A high undulating entablature divides the facade horizontally, where the upper order of rectangular panels is repeated above the side sections. Above the central French door stands a majestic baroque pediment in relief.
The balustrade at the top, featuring pillars at intervals which connect the facade with the sky, has a large central clock with a cross on the top. The use of a rough and compact limestone accentuates the dynamic chiaroscuro effect.
InteriorFollowing the earthquake of 1706, the original longitudinal plan of the church was transformed into a Greek cross, with a central dome and Corinthian columns, and the longitudinal axis was extended into the apse.
The interior features altars in multi-coloured marble, stucco decorations and fine wood furnishings which include the choir organ of 1681 in the counter-facade. It is decorated with landscape paintings and is the work of the Milanese Giovan Battista del Frate assisted by Francesco Caldarella of Santo Stefano, who completed the gilding. The choir itself, with two rows of stalls in carved walnut, is the work of Leonardo Marchione of Pacentro from 1722.

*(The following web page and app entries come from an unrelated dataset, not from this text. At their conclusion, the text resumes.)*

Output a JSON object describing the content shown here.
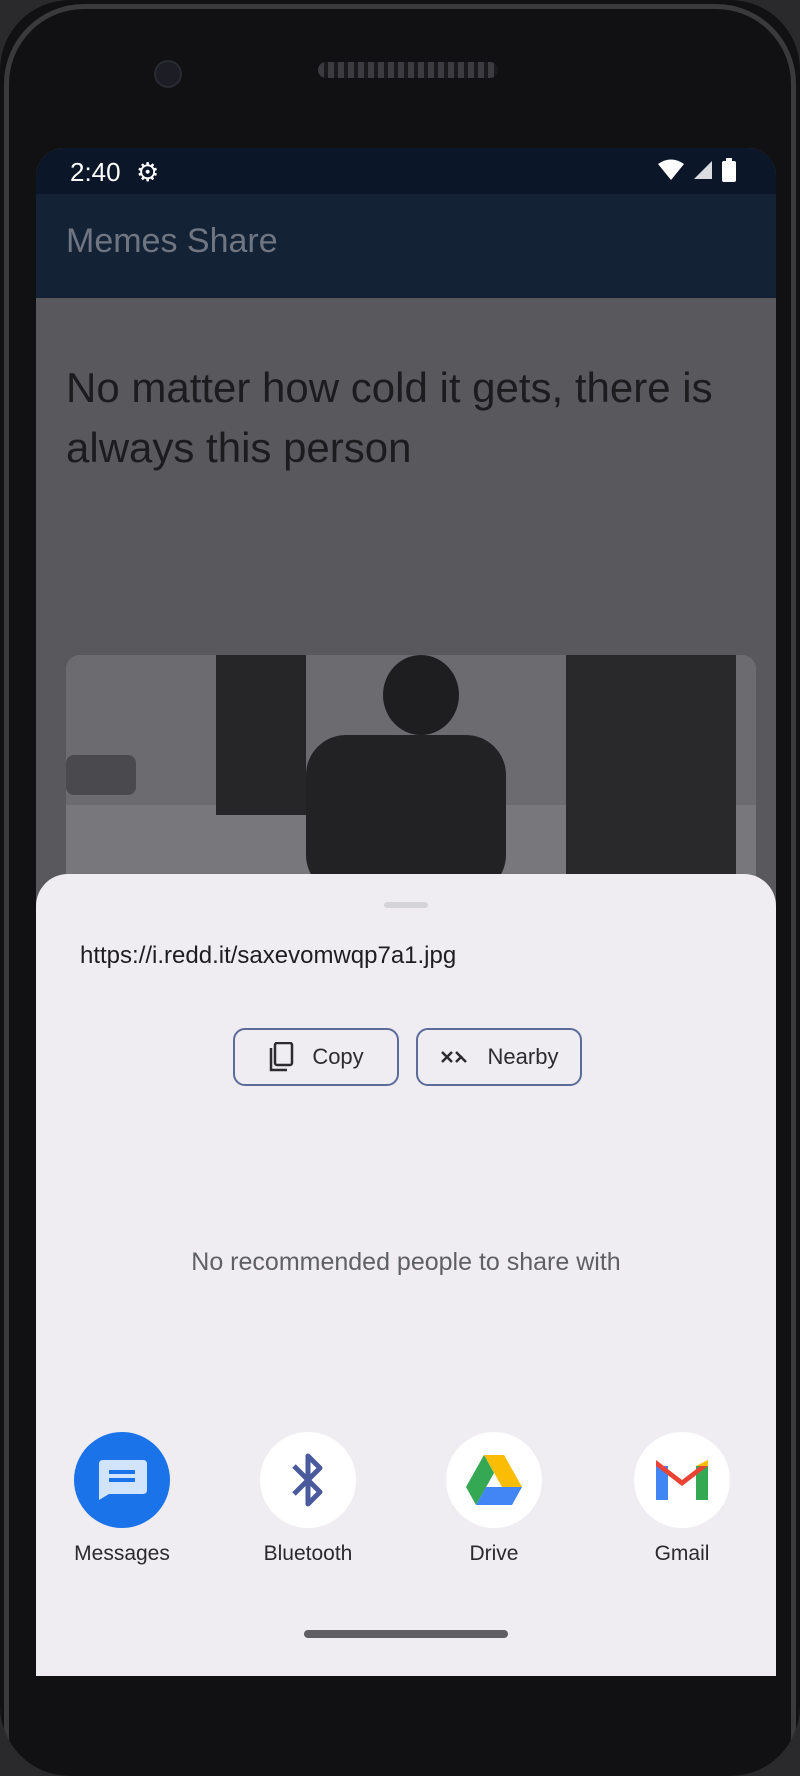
{
  "status_bar": {
    "time": "2:40"
  },
  "app_bar": {
    "title": "Memes Share"
  },
  "meme": {
    "title": "No matter how cold it gets, there is always this person"
  },
  "share_sheet": {
    "url": "https://i.redd.it/saxevomwqp7a1.jpg",
    "copy_label": "Copy",
    "nearby_label": "Nearby",
    "no_people_text": "No recommended people to share with",
    "apps": [
      {
        "label": "Messages",
        "icon": "messages-icon",
        "color": "#1a73e8"
      },
      {
        "label": "Bluetooth",
        "icon": "bluetooth-icon",
        "color": "#4a5a9c"
      },
      {
        "label": "Drive",
        "icon": "drive-icon",
        "color": "#34a853"
      },
      {
        "label": "Gmail",
        "icon": "gmail-icon",
        "color": "#ea4335"
      }
    ]
  }
}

The paintings include the portraits of the abbots in the dome, executed in monochrome by Joseph Martinez in the first half of the 18th century, and the large canvas of the Neapolitan school from the 16th century featuring the Descent of the Holy Spirit in the centre of the apse.

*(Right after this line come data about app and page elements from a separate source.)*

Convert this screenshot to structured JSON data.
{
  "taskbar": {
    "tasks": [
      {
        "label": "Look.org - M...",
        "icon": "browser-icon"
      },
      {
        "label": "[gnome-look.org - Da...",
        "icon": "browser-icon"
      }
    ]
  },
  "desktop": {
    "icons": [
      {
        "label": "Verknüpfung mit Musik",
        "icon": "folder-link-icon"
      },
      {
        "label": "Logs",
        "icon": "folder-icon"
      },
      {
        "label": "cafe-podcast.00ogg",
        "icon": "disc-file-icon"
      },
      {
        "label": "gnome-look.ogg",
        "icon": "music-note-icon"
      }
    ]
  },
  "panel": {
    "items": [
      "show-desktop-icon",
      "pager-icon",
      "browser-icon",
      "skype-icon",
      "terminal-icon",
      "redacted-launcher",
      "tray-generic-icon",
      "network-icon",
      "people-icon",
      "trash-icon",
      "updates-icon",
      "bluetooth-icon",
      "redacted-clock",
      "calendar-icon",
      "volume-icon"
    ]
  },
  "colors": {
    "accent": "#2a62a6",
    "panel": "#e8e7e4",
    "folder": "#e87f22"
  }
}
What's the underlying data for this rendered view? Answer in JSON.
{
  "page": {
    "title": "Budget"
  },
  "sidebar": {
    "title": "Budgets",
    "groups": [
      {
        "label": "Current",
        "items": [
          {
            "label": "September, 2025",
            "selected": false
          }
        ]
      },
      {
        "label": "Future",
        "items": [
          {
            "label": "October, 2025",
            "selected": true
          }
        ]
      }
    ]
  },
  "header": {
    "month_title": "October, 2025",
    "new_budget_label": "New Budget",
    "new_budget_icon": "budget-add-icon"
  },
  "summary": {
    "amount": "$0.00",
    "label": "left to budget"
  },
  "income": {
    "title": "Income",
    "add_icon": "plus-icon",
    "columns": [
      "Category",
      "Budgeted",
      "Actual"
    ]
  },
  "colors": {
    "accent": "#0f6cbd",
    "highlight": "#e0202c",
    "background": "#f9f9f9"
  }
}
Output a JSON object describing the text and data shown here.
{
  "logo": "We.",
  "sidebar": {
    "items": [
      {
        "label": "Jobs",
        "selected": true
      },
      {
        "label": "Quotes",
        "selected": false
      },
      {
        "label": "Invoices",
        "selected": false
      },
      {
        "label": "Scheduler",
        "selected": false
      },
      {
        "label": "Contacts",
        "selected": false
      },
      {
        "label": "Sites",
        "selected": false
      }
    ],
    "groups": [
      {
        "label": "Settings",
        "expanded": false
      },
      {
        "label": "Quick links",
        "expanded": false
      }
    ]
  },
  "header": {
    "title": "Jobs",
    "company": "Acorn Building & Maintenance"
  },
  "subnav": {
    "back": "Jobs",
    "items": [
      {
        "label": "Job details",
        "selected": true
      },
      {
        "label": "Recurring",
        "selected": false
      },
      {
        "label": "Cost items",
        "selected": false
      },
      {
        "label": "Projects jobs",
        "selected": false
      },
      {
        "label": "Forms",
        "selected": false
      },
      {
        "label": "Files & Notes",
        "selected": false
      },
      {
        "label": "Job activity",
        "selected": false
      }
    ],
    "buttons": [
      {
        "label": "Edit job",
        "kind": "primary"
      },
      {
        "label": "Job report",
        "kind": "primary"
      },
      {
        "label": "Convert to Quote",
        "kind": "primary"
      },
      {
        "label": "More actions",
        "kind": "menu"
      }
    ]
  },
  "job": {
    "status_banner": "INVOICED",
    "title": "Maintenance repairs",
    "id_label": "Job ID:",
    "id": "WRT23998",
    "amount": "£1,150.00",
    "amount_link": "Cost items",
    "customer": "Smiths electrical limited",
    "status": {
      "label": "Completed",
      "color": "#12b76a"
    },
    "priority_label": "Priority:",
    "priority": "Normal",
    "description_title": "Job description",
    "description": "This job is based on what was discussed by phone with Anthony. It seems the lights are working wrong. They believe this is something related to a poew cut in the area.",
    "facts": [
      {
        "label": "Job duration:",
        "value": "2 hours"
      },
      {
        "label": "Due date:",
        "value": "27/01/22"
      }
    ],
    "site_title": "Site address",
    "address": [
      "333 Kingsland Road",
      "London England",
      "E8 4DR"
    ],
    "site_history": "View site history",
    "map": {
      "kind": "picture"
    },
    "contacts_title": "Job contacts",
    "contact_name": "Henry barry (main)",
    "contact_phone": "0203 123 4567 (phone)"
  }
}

Two further paintings, depicting St. Benedict (1758) and the Apotheosis of St. Peter Celestine (1750), painted respectively by the Bohemian painter Antonio Raphael Mengs and the Neapolitan Giovanni Conca, previously occupied the two ends of the transept. They are now on display in the Civic Museums of the Annunziata in Sulmona, together with other paintings from the abbey including a Madonna and Child, a Nursing Madonna with Saints and the altarpiece of Saint Catherine and Saint Lucia attributed to Giuseppe Simonelli, student and assistant of Luca Giordano, dating from the late 17th century.
The choir of the church leads through two entrance ways to the famous Caldora Chapel and, via a narrow staircase, to the small underground church.

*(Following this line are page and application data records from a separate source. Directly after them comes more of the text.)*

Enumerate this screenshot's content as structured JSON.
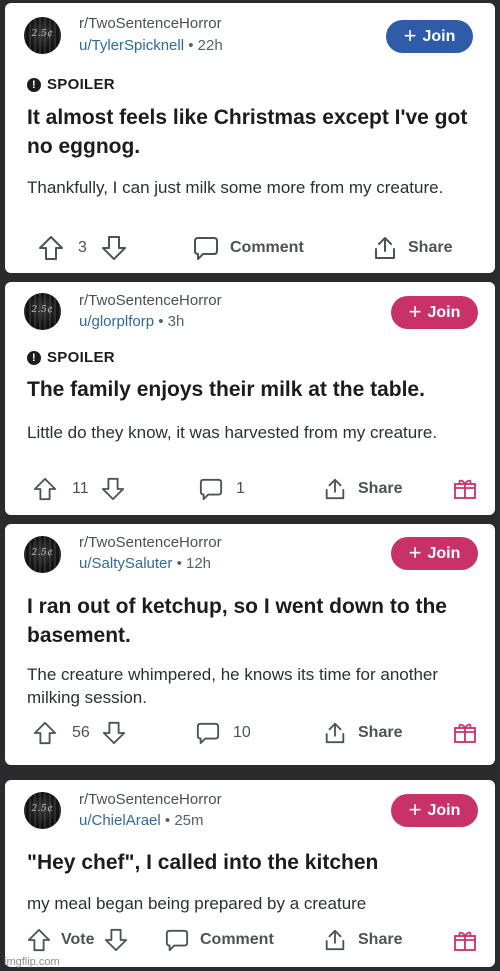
{
  "posts": [
    {
      "subreddit": "r/TwoSentenceHorror",
      "user": "u/TylerSpicknell",
      "age": "22h",
      "join_label": "Join",
      "join_color": "#2e5ca8",
      "spoiler": "SPOILER",
      "title": "It almost feels like Christmas except I've got no eggnog.",
      "body": "Thankfully, I can just milk some more from my creature.",
      "votes": "3",
      "comments": "Comment",
      "share": "Share",
      "avatar_text": "2.5¢"
    },
    {
      "subreddit": "r/TwoSentenceHorror",
      "user": "u/glorplforp",
      "age": "3h",
      "join_label": "Join",
      "join_color": "#c93268",
      "spoiler": "SPOILER",
      "title": "The family enjoys their milk at the table.",
      "body": "Little do they know, it was harvested from  my creature.",
      "votes": "11",
      "comments": "1",
      "share": "Share",
      "avatar_text": "2.5¢"
    },
    {
      "subreddit": "r/TwoSentenceHorror",
      "user": "u/SaltySaluter",
      "age": "12h",
      "join_label": "Join",
      "join_color": "#c93268",
      "title": "I ran out of ketchup, so I went down to the basement.",
      "body": "The creature whimpered, he knows its time for another milking session.",
      "votes": "56",
      "comments": "10",
      "share": "Share",
      "avatar_text": "2.5¢"
    },
    {
      "subreddit": "r/TwoSentenceHorror",
      "user": "u/ChielArael",
      "age": "25m",
      "join_label": "Join",
      "join_color": "#c93268",
      "title": "\"Hey chef\", I called into the kitchen",
      "body": "my meal began being prepared by a creature",
      "votes": "Vote",
      "comments": "Comment",
      "share": "Share",
      "avatar_text": "2.5¢"
    }
  ],
  "watermark": "imgflip.com",
  "icons": {
    "upvote": "arrow-up-icon",
    "downvote": "arrow-down-icon",
    "comment": "comment-bubble-icon",
    "share": "share-icon",
    "award": "gift-award-icon",
    "spoiler": "exclamation-circle-icon"
  }
}
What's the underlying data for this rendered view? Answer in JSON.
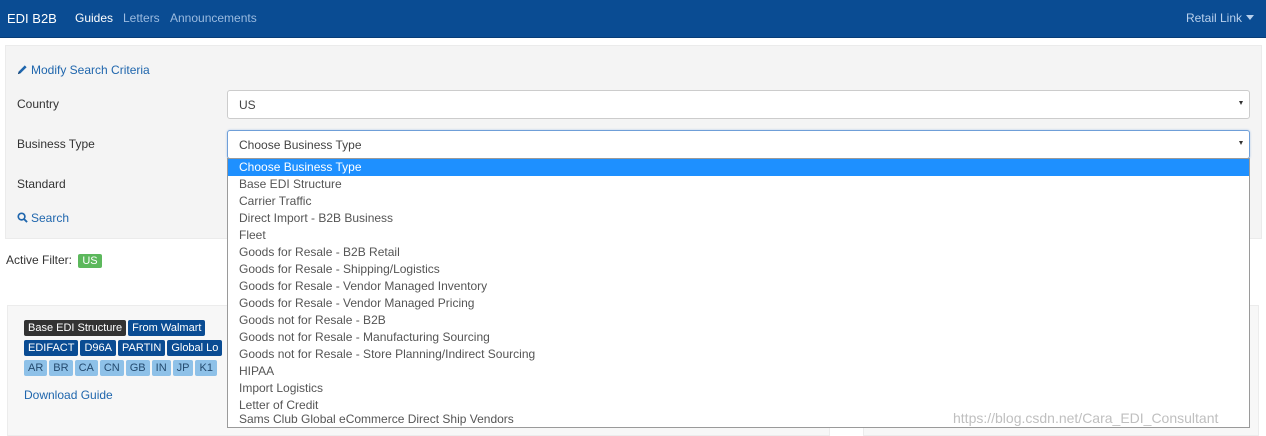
{
  "navbar": {
    "brand": "EDI B2B",
    "links": [
      {
        "label": "Guides",
        "active": true
      },
      {
        "label": "Letters",
        "active": false
      },
      {
        "label": "Announcements",
        "active": false
      }
    ],
    "user_menu": "Retail Link"
  },
  "search": {
    "modify_label": "Modify Search Criteria",
    "country": {
      "label": "Country",
      "value": "US"
    },
    "business_type": {
      "label": "Business Type",
      "value": "Choose Business Type"
    },
    "standard": {
      "label": "Standard"
    },
    "search_label": "Search"
  },
  "active_filter": {
    "label": "Active Filter:",
    "badge": "US"
  },
  "card": {
    "row1": [
      "Base EDI Structure",
      "From Walmart"
    ],
    "row2": [
      "EDIFACT",
      "D96A",
      "PARTIN",
      "Global Lo"
    ],
    "row3": [
      "AR",
      "BR",
      "CA",
      "CN",
      "GB",
      "IN",
      "JP",
      "K1"
    ],
    "download": "Download Guide"
  },
  "dropdown_options": [
    "Choose Business Type",
    "Base EDI Structure",
    "Carrier Traffic",
    "Direct Import - B2B Business",
    "Fleet",
    "Goods for Resale - B2B Retail",
    "Goods for Resale - Shipping/Logistics",
    "Goods for Resale - Vendor Managed Inventory",
    "Goods for Resale - Vendor Managed Pricing",
    "Goods not for Resale - B2B",
    "Goods not for Resale - Manufacturing Sourcing",
    "Goods not for Resale - Store Planning/Indirect Sourcing",
    "HIPAA",
    "Import Logistics",
    "Letter of Credit",
    "Sams Club Global eCommerce Direct Ship Vendors"
  ],
  "selected_option": "Choose Business Type",
  "watermark": "https://blog.csdn.net/Cara_EDI_Consultant",
  "colors": {
    "navbar": "#0a4c93",
    "selected": "#1e90ff",
    "tag_dark": "#333333",
    "tag_blue": "#0a4c93",
    "tag_light": "#8ec1e8",
    "badge": "#5cb85c"
  }
}
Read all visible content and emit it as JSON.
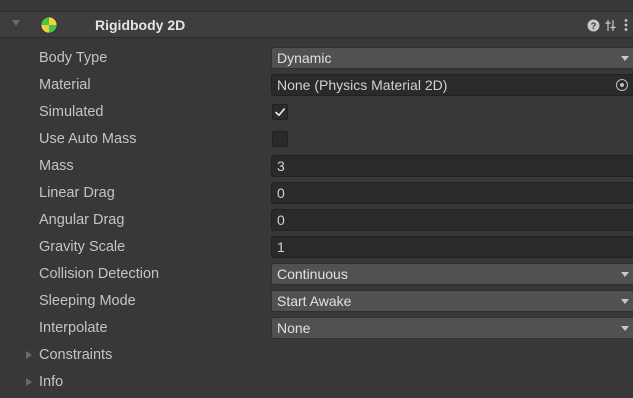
{
  "component": {
    "title": "Rigidbody 2D",
    "icon": "rigidbody2d-icon",
    "header_buttons": [
      "help-icon",
      "preset-sliders-icon",
      "kebab-menu-icon"
    ]
  },
  "properties": {
    "body_type": {
      "label": "Body Type",
      "value": "Dynamic"
    },
    "material": {
      "label": "Material",
      "value": "None (Physics Material 2D)"
    },
    "simulated": {
      "label": "Simulated",
      "checked": true
    },
    "use_auto_mass": {
      "label": "Use Auto Mass",
      "checked": false
    },
    "mass": {
      "label": "Mass",
      "value": "3"
    },
    "linear_drag": {
      "label": "Linear Drag",
      "value": "0"
    },
    "angular_drag": {
      "label": "Angular Drag",
      "value": "0"
    },
    "gravity_scale": {
      "label": "Gravity Scale",
      "value": "1"
    },
    "collision_detection": {
      "label": "Collision Detection",
      "value": "Continuous"
    },
    "sleeping_mode": {
      "label": "Sleeping Mode",
      "value": "Start Awake"
    },
    "interpolate": {
      "label": "Interpolate",
      "value": "None"
    }
  },
  "foldouts": {
    "constraints": {
      "label": "Constraints"
    },
    "info": {
      "label": "Info"
    }
  },
  "colors": {
    "panel_bg": "#383838",
    "field_bg": "#2a2a2a",
    "dropdown_bg": "#515151",
    "icon_green": "#4cc24c",
    "icon_yellow": "#f2d23a"
  }
}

The Cantelmo-Caldora ChapelBetter known simply as the Caldora chapel, this annex of the church houses in a niche the tomb created in 1412 by the German sculptor Gualtiero d’Alemagna which was commissioned by noblewoman Rita Cantelmo, the widow of Giovanni Antonio Caldora, for him and his three sons, Jacopo, Raimondo and Restaino. The latter is identifiable as the figure in armour lying on the sarcophagus, while in a panel placed below, the other three are shown kneeling.
The front of the casing, supported by columns decorated with vines, is divided into three panels carved in relief with the Coronation of the Virgin in the centre and groups of apostles and saints on the sides.
On the walls of the chapel there is an important series of paintings, with at its centre the Lamentation, which forms the background of the monument, in addition to the Nativity of the Virgin, and a warrior with halo. The other two walls show angelic hosts and twelve episodes from the life of Christ.
The unknown author was given the name Master of the Caldora Chapel, an artistic personality characterized by strong expressionism, which is particular evident in the main scene in the assimilation of pain of the two mothers, the Virgin and Rita Cantelmo, for the loss of their sons.
More recent studies suggest that the execution of the frescoes was almost contemporary with that of the sculpture and therefore the dating of the cycle should be at the beginning of the 15th century, if not precisely 1412 - the year of completion of the memorial.
The Crypt Under the presbytery of the church is a vast medieval crypt, with an irregular layout featuring columns with capitals painted with geometric patterns. In addition there are decorative bands and octagonal columns supporting the cross vault. On the perimeter wall is a fresco from the early 14th century, commonly accepted as St. Peter Celestine giving out the rule.